Arizona anti-deficiency statutes, qualified purchase money mortgages are made
If you borrow $1,000 to buy your single-family
residence and the value later declines to $800, an Arizona homeowner is not
liable to the lender/creditor for the $200 deficiency. Thus, if an Arizona
single-family residence on two and one-half acres or less was purchased in 2012
for $1,000, with a tax basis equal to $1,000, a foreclosure in 2014 for the
$1,000 debt (assuming no payments made), would result in no gain or loss (or
debt cancellation income) being reported for federal income tax purposes.
Generally, there are two anti-deficiency statutes that
prohibit deficiency judgments after the foreclosure of Arizona real property of
two and one-half acres or less used as a single family dwelling:
A.R.S. § 33-729(A) applies to
prevent any deficiency from purchase money mortgages foreclosed judicially; and
A.R.S. § 33-814(G) applies to prevent any deficiency resulting from a
non-judicial trustee’s power of sale under a deed of trust.
Note: For home
mortgages originated after 2014, the anti-deficiency limitations have been
narrowed and do not apply to developers constructing homes for sale and to a
dwelling that was never substantially completed or actually utilized as a
A.R.S. § 33-729(C) and
A.R.S. § 33-814(H) (2014).
Helvetica Servicing, Inc. v. Pasquann, 277 P.3d 198
(Ariz.

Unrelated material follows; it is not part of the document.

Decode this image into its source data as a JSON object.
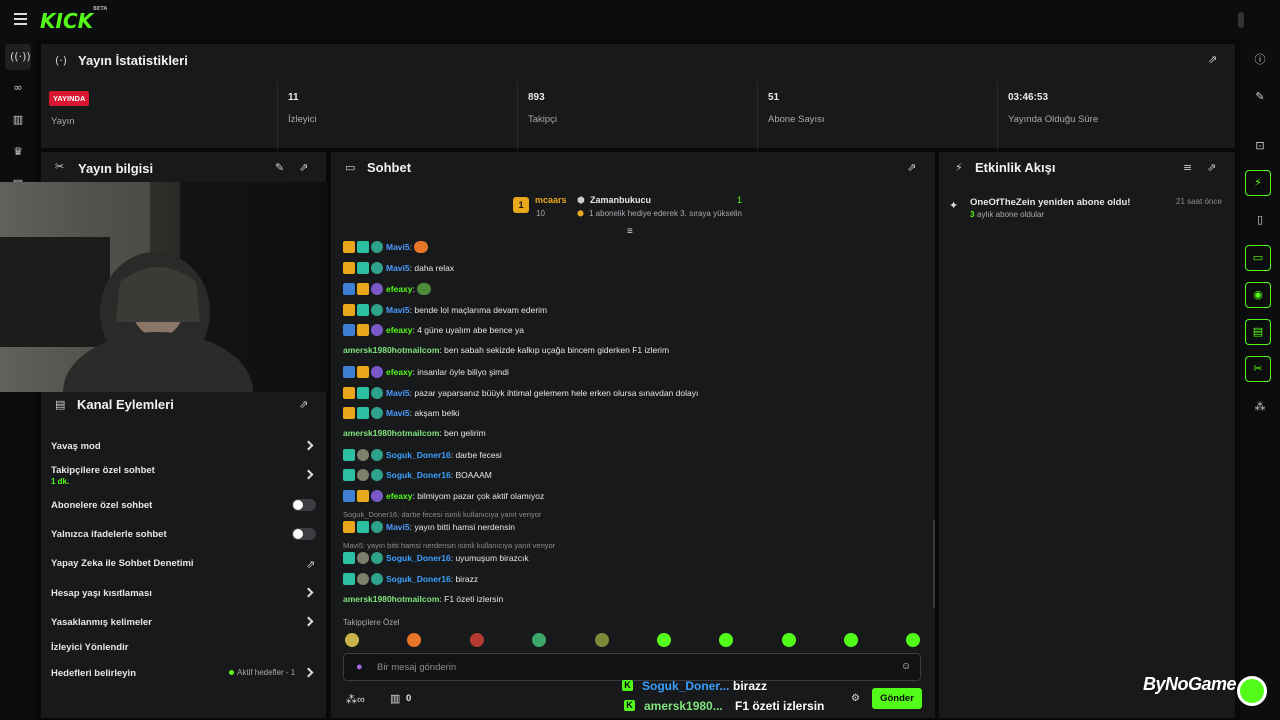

App. 2012), the debtor purchased a home with a conventional loan, then
refinanced that loan with a new lender and used the proceeds to pay off the
first and pay the cost of a new constructed residence. The debtor subsequently
refinanced with Lender #3 and withdrew some cash used for personal,
non-residence purposes. The court held, with respect to Lender #3’s pursuit of a
deficiency after a judicially foreclosed mortgage:
A purchase money obligation retained its character
when it was refinanced, even with a different lender. Anti-deficiency protection
was preserved for the new loan to the extent the refinance proceeds were used to
pay the underlying purchase money obligation.
The anti-deficiency protections applied to a
construction loan, where the proceeds were used to construct a qualifying
The anti-deficiency statute did not protect the
debtor from liability for the non-purchase money cash amount withdrawn. “Cash
out” sums disbursed for non-purchase money purposes may be traced, segregated
and recovered in a lender’s deficiency action.
Example. In 2010, an Arizona single-family residence
for $100,000, with all borrowed purchase money financing from Lender #1. In
2012, homeowner borrowed a total of $600,000 from Lender #2 and used the
proceeds to pay off the $100,000 first loan and used the remainder to construct
a new residence that was completed and used as a single family residence. In
2014, after making no payments and the property declining in value, Lender #2
forecloses on the secured single-family residence. Under Helvetica Servicing, the
anti-deficiency statute would apply to protect the homeowner from liability.
Article © Fred Witt 2014. All Rights Reserved.
Disclaimer: This alert is
provided for general information purposes and is not intended to constitute
legal or tax advice. Please consult with your own legal or tax advisor before making
any decisions concerning your financial or business matters.